– Erin Mansfield and Rebecca Morin
Related: Asian Americans, Native Hawaiians and Pacific Islanders see gains under Biden, but issues remain
Bill Clinton returning to White House for Family and Medical Leave Act anniversary
Former President Bill Clinton returns to the White House Thursday to celebrate the 30th anniversary of the Family and Medical Leave Act, the first legislation he signed into law as president.
President Joe Biden had hoped to build on the 1993 law by requiring that the 12 weeks of leave available to workers be paid time off. Biden will renew his call for that policy.
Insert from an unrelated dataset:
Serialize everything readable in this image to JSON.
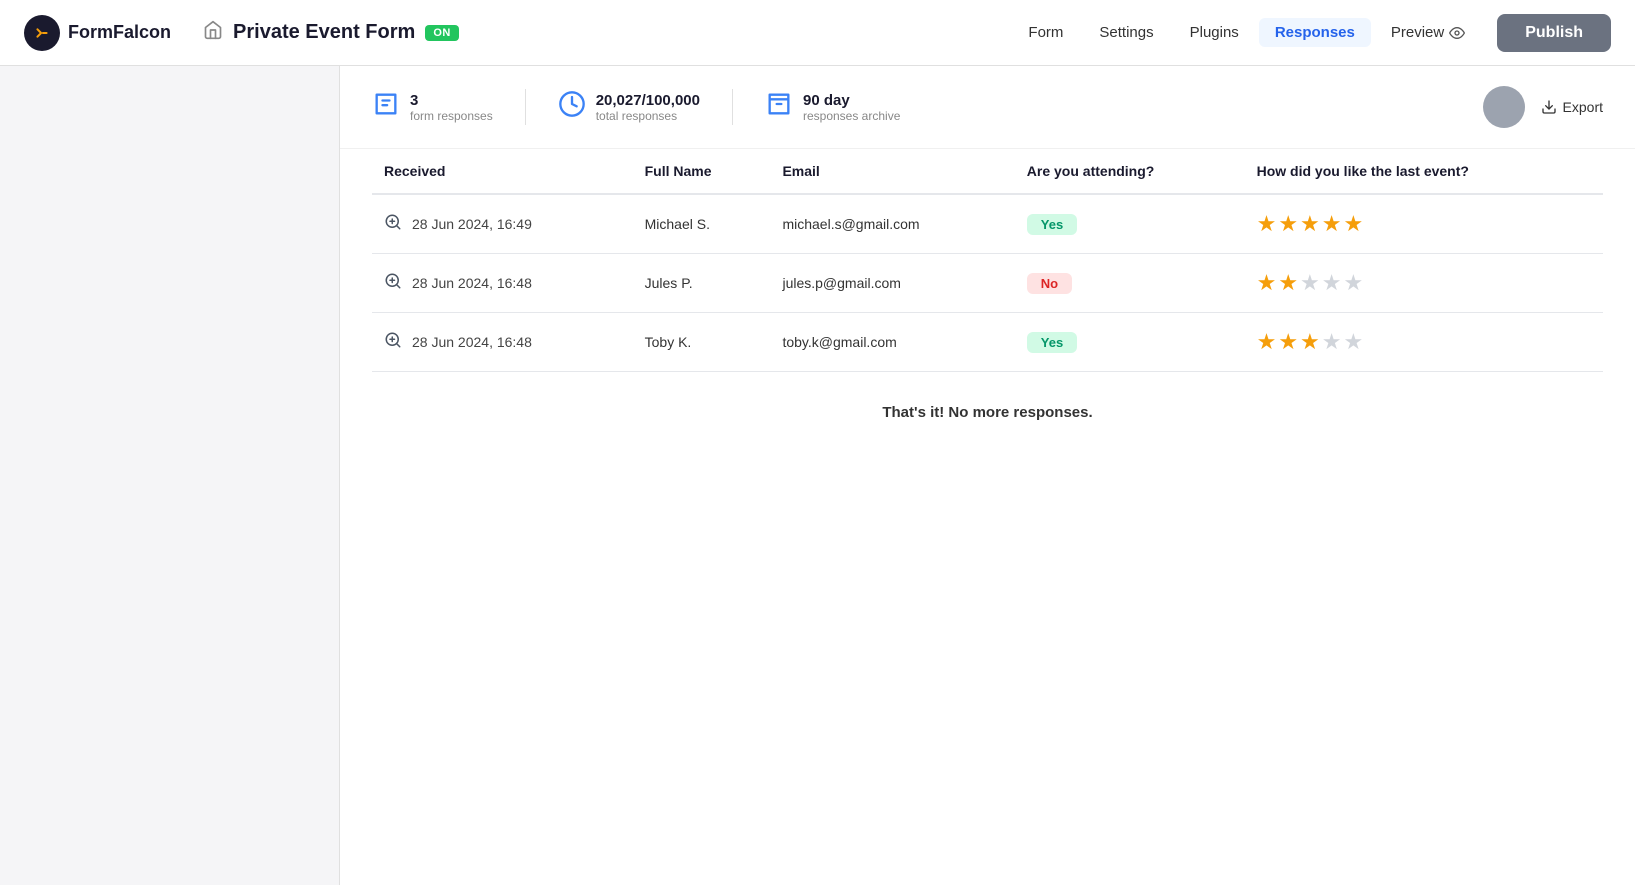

But after it wasn’t included in Democrats’ major package on health care, climate change and corporate taxation last year, it’s even less likely to be revived now that Republicans control the House.
Instead, Biden will take steps to expand leave opportunities for federal workers, including during their first year on the job when they’re not eligible for paid parental leave or for unpaid leave under the Family and Medical Leave Act.
– Maureen Groppe
From office to beach house: Timeline of investigation into Joe Biden classified documents
Biden to continue discussion on debt limit with McCarthy
President Joe Biden and House Speaker Kevin McCarthy had a “frank and straightforward dialogue” about a range of issues Wednesday, according to a readout of the meeting from the White House.
“President Biden made clear that, as every other leader in both parties in Congress has affirmed, it is their shared duty not to allow an unprecedented and economically catastrophic default,” the readout of the meeting said. “The United States Constitution is explicit about this obligation, and the American people expect Congress to meet it in the same way all of his predecessors have. It is not negotiable or conditional.”
The White House said Biden welcomes a separate discussion with congressional leaders on the debt limit and that the president and McCarthy agreed to continue the conversation.
– Rebecca Morin
Recap: McCarthy, Biden to continue talks on debt limit; Nikki Haley to take on Trump in 2024
This article originally appeared on USA TODAY: Sarah Huckabee Sanders to give GOP rebuttal, Omar ousted from panel